After weeks of anticipation, Treasury Secretary Tim Geithner's new Financial Stability Plan mostly failed to live up to expectations, due in large part to the lack of actual detail included.
Although the cost of the plan is nearly unfathomable, I agree with its general direction. Nonetheless, I consider myself disappointed (and, judging by reactions from the stock markets, banking officials and national media, I'm not alone).
I had high hopes that promises of a comprehensive program would be realized with thorough attention to detail, especially as it relates to the crippling foreclosure situation.
Instead, we got this: ‘The president has asked his economic team to come together with a comprehensive plan to address the housing crisis. We will announce the details of this plan in the next few weeks,’ the Treasury's new main man said. Geithner essentially gave troubled homeowners an IOU, not a solution.
Barney Frank, for one, questioned both the amount of the homeowner aid ($50 billion) as well as the timetable laid out by the Treasury. ‘[T]he secretary said the administration would present details of their foreclosure reduction plan in a few weeks, which is too much time. In the meantime, and while we wait for President Obama's plan, I call on institutions that hold or service mortgages to delay and stop any foreclosure proceedings.’
Frank's wish has been answered already by at least one regulator: the Office of Thrift Supervision (OTS). Yesterday, the OTS, which oversees more than 800 thrifts, urged its institutions to stop foreclosure proceedings until President Obama's team unveils its plan for tackling foreclosures. A colleague of mine summed it up nicely: ‘This changes the whole ballgame.’
Can we expect to see similar announcements from the Federal Deposit Insurance Corp. and the National Credit Union Administration coming soon? And how, precisely, is this news being received by mortgage servicers? What is it going to do to their operations?
Servicing Management delved into the moratoria discussion in a recent issue, and the general sentiment of sources we spoke with was that moratoria alone will not solve anything. A foreclosure moratorium may provide breathing room, but it won't guarantee that bad loans turn good.

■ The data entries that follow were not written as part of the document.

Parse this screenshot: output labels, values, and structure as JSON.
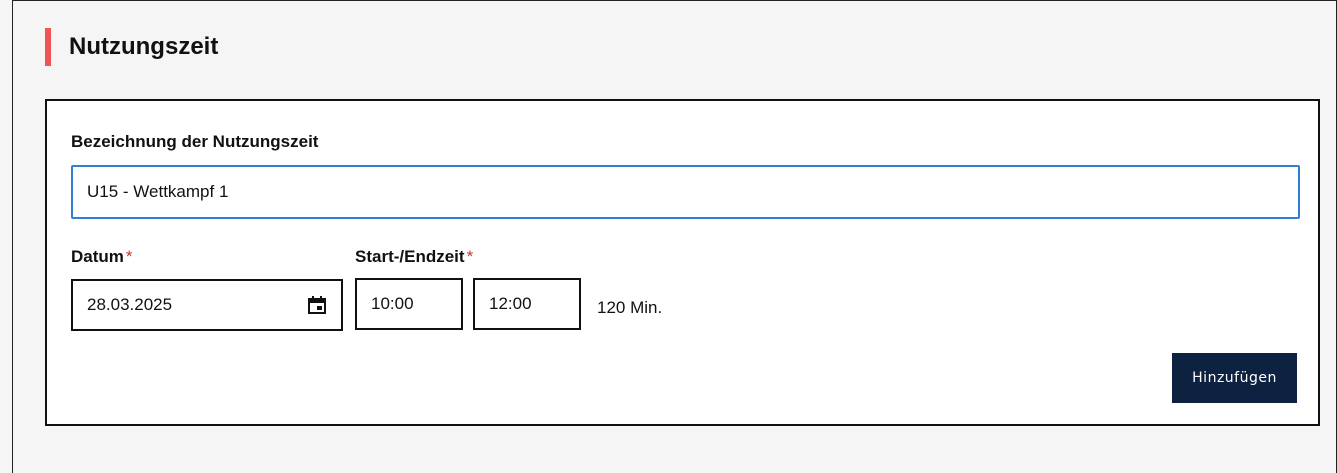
{
  "section": {
    "title": "Nutzungszeit",
    "accent_color": "#f05454"
  },
  "form": {
    "name_label": "Bezeichnung der Nutzungszeit",
    "name_value": "U15 - Wettkampf 1",
    "date_label": "Datum",
    "date_value": "28.03.2025",
    "date_icon": "calendar-icon",
    "time_label": "Start-/Endzeit",
    "required_marker": "*",
    "start_time": "10:00",
    "end_time": "12:00",
    "duration_text": "120 Min.",
    "add_button_label": "Hinzufügen",
    "add_button_color": "#0d2240",
    "focus_color": "#2f7fd6"
  }
}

But with the OTS pressing thrifts to halt foreclosures, the solution offered by Obama's economic team had better be strong and, yes, detailed. If the foreclosure mitigation plan announced even remotely resembles the superficiality of Geithner's announcement Tuesday, the consequences for thrifts' servicing units will be dire.
In an effort to not derail too much from this blog's initial focus – the Financial Stability Plan – allow me to draw attention to one of the items outlined in a fact sheet provided by the Treasury following Geithner's speech: ‘Help Bring Order and Consistency to the various efforts to address the foreclosure crisis by establishing loan modification guidelines and standards for government and private programs.’
Although commensurate with the general lack of detail found in the new plan's outline, this proposal to bring uniformity to a tremendously non-uniform process (i.e., loan modifications) is an important consideration. Servicing operations are constrained in many ways, not the least of which is too little guidance on how to modify loans.
In a conference call to its members last week, the Mortgage Bankers Association (MBA) laid out its advocacy agenda for 2009.
According to Steve O'Connor, the group's senior vice president of government affairs, the MBA backs implementation of a ‘broad, single comprehensive loss mitigation plan’ that would combine the best elements of previously announced programs, such as the FHA's Hope for Homeowners and the FDIC's Mod-In-A-Box.
Certain standards, like a target debt-to-income ratio of 31% for modified loans, are fairly well adopted. However, there's still much ambiguity that, for servicers, presents little more than lawsuit landmines.
Let me open this up to servicers: What standards and guidelines do you want to see formalized so you can safely and confidently avoid preventable foreclosures?
– John Clapp, Servicing Management